A new report finds that US extractive companies expose shareholders to risks by neglecting Indigenous Peoples’ rights
First Peoples Worldwide released the Indigenous Rights Risk Report at the SRI Conference on Sustainable, Responsible, Impact Investing, a product of two years of consultations with investment analysts, industry professionals, and Indigenous Peoples. The report analyzes 52 U.S. oil, gas, and mining companies with projects operating on or near Indigenous territories around the globe, impacting some 150 Indigenous communities. These projects were assessed against five indicators (Country Risk, Reputation Risk, Community Risk, Legal Risk, and Risk Management) to determine their risk of Indigenous community opposition or violations of Indigenous Peoples’ rights.
The report found that most of the U.S. extractive companies analyzed are poorly positioned to manage the risks they face when working on Indigenous lands. Furthermore, the Report shows that poor governance and negligible policies for Indigenous peoples in host countries is bad for business. Nearly 60% of all projects operating in high-risk countries were rated as high risks themselves. Read the full report.
When analyzing risks associated with the operating country, companies’ reputation, the engaged Indigenous community, legal action, and risk management, the report found that 35% of the 330 projects assessed had high risk exposure, and 54% had medium risk exposure. Despite these risks, the vast majority of companies and projects are exhibiting suboptimal efforts to establish positive relations with Indigenous communities, and 92% of the companies assessed do not address community relations or human rights at their board level in any formal capacity.

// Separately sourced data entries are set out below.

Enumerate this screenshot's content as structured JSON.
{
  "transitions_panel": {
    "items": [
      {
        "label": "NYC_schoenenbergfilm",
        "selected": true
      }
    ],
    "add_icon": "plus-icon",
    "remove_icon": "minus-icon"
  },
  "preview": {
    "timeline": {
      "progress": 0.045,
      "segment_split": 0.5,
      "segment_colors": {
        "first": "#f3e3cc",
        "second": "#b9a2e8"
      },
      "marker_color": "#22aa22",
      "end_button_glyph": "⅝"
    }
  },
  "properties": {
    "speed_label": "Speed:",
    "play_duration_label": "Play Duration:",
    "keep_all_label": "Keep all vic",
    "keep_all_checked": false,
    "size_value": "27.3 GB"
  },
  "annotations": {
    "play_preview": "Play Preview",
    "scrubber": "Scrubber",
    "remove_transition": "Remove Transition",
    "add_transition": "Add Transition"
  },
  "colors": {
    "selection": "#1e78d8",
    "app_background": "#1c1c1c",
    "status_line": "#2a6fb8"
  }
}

Companies with high risk scores at 100% of their projects on or near Indigenous territories were Alpha Natural Resources, Kosmos Energy, Southwestern Energy, and Whiting Petroleum. Other companies with high risk scores at 50% or more of their projects on or near Indigenous territories were Anadarko Petroleum, Chevron Corporation, Continental Resources, Murphy Oil, Royal Gold, SM Energy, Southern Copper, and WPX Energy. A searchable database of the 330 oil, gas, and mining projects assessed under the new methodology is available on First Peoples’ First Peoples Worldwide website.
FPW also analyzed risks associated with Indigenous recognition by host governments, land rights, and community consultation, demonstrating how resource-rich countries’ negligible or non-existent policies towards Indigenous peoples affect the companies that work within their borders. This is becoming increasingly evident in Canada, Indonesia, Ecuador, Peru, and other emerging resource economies. In 2013, a consortium of Canadian leaders (including industry representatives) warned that Canada is “heading for a gridlock in energy development that will rob the country of future wealth unless it can solve vexing environmental and Aboriginal conflicts.”
Indonesia has become saturated with violent resource conflicts, with more than 2,230 Indigenous communities requesting investigations into violations of their land rights. Also in 2013, auctions for oil and gas concessions in Ecuador and Peru encountered both vehement opposition from Indigenous Peoples and “underwhelming” interest from companies – raising speculations that the Indigenous protests influenced companies’ decisions. Poor governance is bad for business – governments that disregard Indigenous rights are propagating volatile business environments that threaten the viability of investments in their countries.
Not only are Indigenous voices becoming louder, the media spotlight on Indigenous Peoples and resource extraction is shining brighter: 126 projects were exposed to negative attention from the media in 2014. Legal risks are also becoming more prominent, as legal protections for Indigenous Peoples’ rights around the world continue to strengthen. Indigenous community opposition is an especially perilous investment risk because Indigenous Peoples have the international legal framework for Free, Prior, and Informed Consent (FPIC) – the right for a community to give or withhold consent to projects that may affect their lands.
Over the past several decades, Indigenous Peoples have secured unprecedented recognition of their rights from governments, but these impressive legal gains are matched with chronic gaps in implementation, especially as they relate to resource extraction. Using market forces to financially incentivize business practices that respect Indigenous Peoples’ rights – including the right to Free, Prior, and Informed Consent – presents opportunities for communities to exert powerful leverage over corporations operating on or near their lands.
First Peoples Worldwide is an Indigenous-led organization that builds upon a foundation of Indigenous values and rights to achieve a sustainable future for all. Our Keepers of the Earth Fund provides grants directly to Indigenous-led development projects. Since 2007, we’ve given $1.7 million in grants to hundreds of Indigenous communities across 58 countries. Our corporate engagement program makes the business case for respecting and upholding Indigenous Peoples’ rights through vigilant monitoring of corporate practices, affecting policy change, and advocating best practices in Indigenous community engagement.